These side effects have made attending classes very, very difficult to stay awake through, but I haven’t missed a single one yet. I’ve trudged through them, coffee in hand. Some days all I think about is how much I want to be in bed sleeping, and then other days I think about how grateful I am to be sitting there and able to be taking notes with my right hand thanks to these seizure meds.

I had two seizures over the two weeks, and .5mg of a Klonopin wafer knocked them out both times, and much quicker than 250mg of Keppra had in the past. There was typically a 10-15 minute waiting period before I felt that the Keppra had a full effect on calming the seizure down, but I felt a difference within five minutes with the wafer because it dissolves into the bloodstream right away.

A week ago was the first day in 7.5 years that some form of Keppra didn’t enter my body. That’s nuts! I haven’t noticed any difference without Keppra in my system over the past week, but I figure that it’s hard to notice what symptoms are missing when new ones are being added right now. Eliminating Keppra from my list of medications means no more spells of anger when taking extra pills for breakthrough seizures, and I am definitely a fan of that.
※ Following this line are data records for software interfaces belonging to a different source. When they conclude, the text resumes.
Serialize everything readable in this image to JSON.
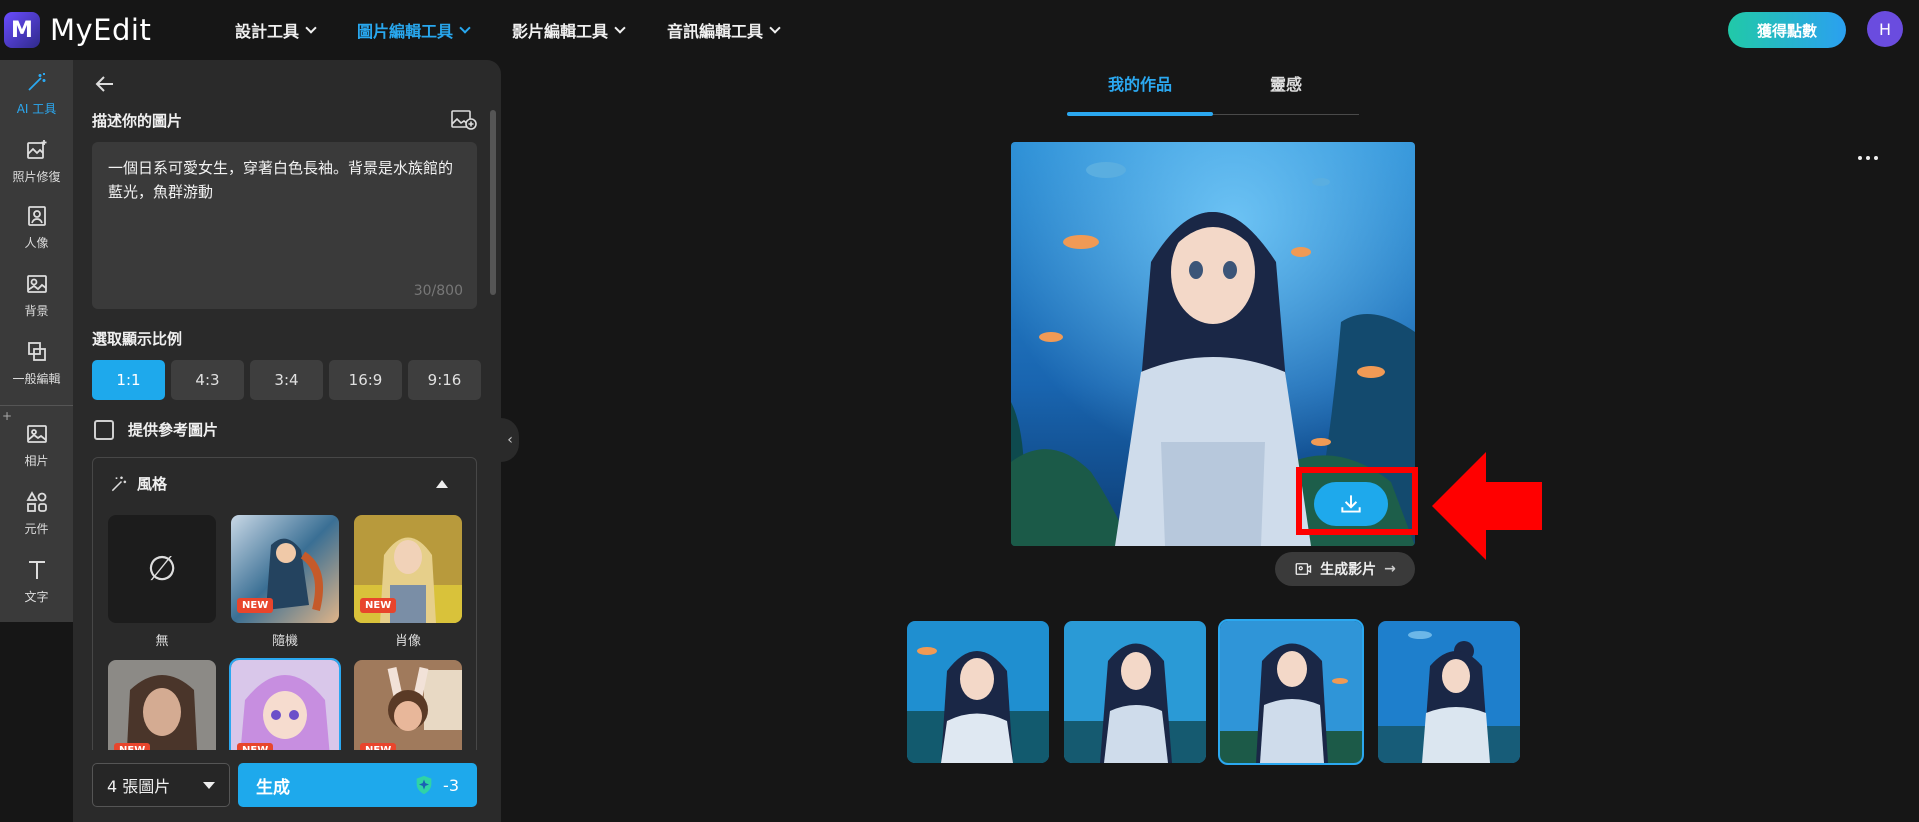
{
  "app": {
    "name": "MyEdit",
    "logo_letter": "M"
  },
  "topnav": {
    "items": [
      {
        "label": "設計工具",
        "active": false
      },
      {
        "label": "圖片編輯工具",
        "active": true
      },
      {
        "label": "影片編輯工具",
        "active": false
      },
      {
        "label": "音訊編輯工具",
        "active": false
      }
    ],
    "points_button": "獲得點數",
    "avatar_letter": "H"
  },
  "rail": {
    "items": [
      {
        "label": "AI 工具",
        "icon": "magic-wand-icon",
        "active": true
      },
      {
        "label": "照片修復",
        "icon": "photo-repair-icon"
      },
      {
        "label": "人像",
        "icon": "portrait-icon"
      },
      {
        "label": "背景",
        "icon": "background-icon"
      },
      {
        "label": "一般編輯",
        "icon": "crop-icon"
      },
      {
        "label": "相片",
        "icon": "photo-icon"
      },
      {
        "label": "元件",
        "icon": "shapes-icon"
      },
      {
        "label": "文字",
        "icon": "text-icon"
      }
    ],
    "plus": "+"
  },
  "panel": {
    "describe_title": "描述你的圖片",
    "prompt_text": "一個日系可愛女生，穿著白色長袖。背景是水族館的藍光，魚群游動",
    "prompt_count": "30/800",
    "ratio_title": "選取顯示比例",
    "ratios": [
      {
        "label": "1:1",
        "active": true
      },
      {
        "label": "4:3"
      },
      {
        "label": "3:4"
      },
      {
        "label": "16:9"
      },
      {
        "label": "9:16"
      }
    ],
    "reference_label": "提供參考圖片",
    "style_title": "風格",
    "styles": [
      {
        "label": "無",
        "new": false,
        "symbol": "∅"
      },
      {
        "label": "隨機",
        "new": true
      },
      {
        "label": "肖像",
        "new": true
      },
      {
        "label": "",
        "new": true
      },
      {
        "label": "",
        "new": true,
        "selected": true
      },
      {
        "label": "",
        "new": true
      }
    ],
    "new_badge": "NEW",
    "count_select": "4 張圖片",
    "generate_label": "生成",
    "generate_cost": "-3"
  },
  "main": {
    "tabs": [
      {
        "label": "我的作品",
        "active": true
      },
      {
        "label": "靈感",
        "active": false
      }
    ],
    "generate_video": "生成影片",
    "thumbnails_count": 4,
    "selected_thumbnail": 3,
    "colors": {
      "accent": "#1ea9ec",
      "highlight": "#ff0000"
    }
  }
}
I’ve been walking around and sipping from a giant water bottle full of ginger tea bags which helps with the nausea. I forgot what this was going to be like. It’s hard. It’s kind of like having the flu all of the time. But it’ll be worth it.



The 6th, 8th, 9th of November, and today have all been seizure spikes. I was too tired and dealing with residual symptoms to write about them until tonight. Each event lasted for up to an hour and a half before serious symptoms started to fully fade, but all left residual effects for days. My right pinky, pointer finger, and forearm remained weak and partially numb/heavy for most of this past week, which was very inconvenient because I had to writing a paper. Three or four seizures a week was a typical, sometimes even a “good” week for me five years ago. Now, more than three or four a month is off the charts.

Three big events in such a short time frame the week before last warranted a chat with my neurologist. I texted her to give me a call (Yes, we text each other!) to discus recent events when she had a minute, which ended being midnight her time. Some doctors work a strict 9 to 5 Monday – Friday and then fall off the grid. My doctor is on-call for her patients anytime, anywhere, any day of the week. She is incredible.

I went to the health center and had labs drawn to check my Keppra and Vimpat levels the week before last – the consensus is that there must not be enough of the two of them in my system, prompting these seizure spikes. There was a fax number mix-up getting the script to transfer out here from Michigan, but the script was eventually received. Now that the old levels are being checked out, my neurologist has added another 100mg of Vimpat. It has been a little over a week since the labs were drawn, but neither my neurologist’s office nor I have received any report in the mail yet. Being the über-patient that I am, I am going to stop by the health center on Monday and track down my results.

I don’t consider these seizures setbacks, but I definitely consider them obstacles. It’s tough keeping a positive attitude when dealing with something that most of my peers are typically unaware of, but I will continue to “dodge, dip, dive, duck, and dive” around anything thrown my way. I’m an underdog, and it’s my job to rise to the occasion. I do what I have to do to create as close to a level playing field as possible for myself.

chart snapshot

Symptoms are numbered 1-5 in order the of when they presented. Boxes are blank if symptoms did not present in those areas.

Here’s to improvement. The less seizures, the better. I’m awaiting the lab results and then we’ll go from there.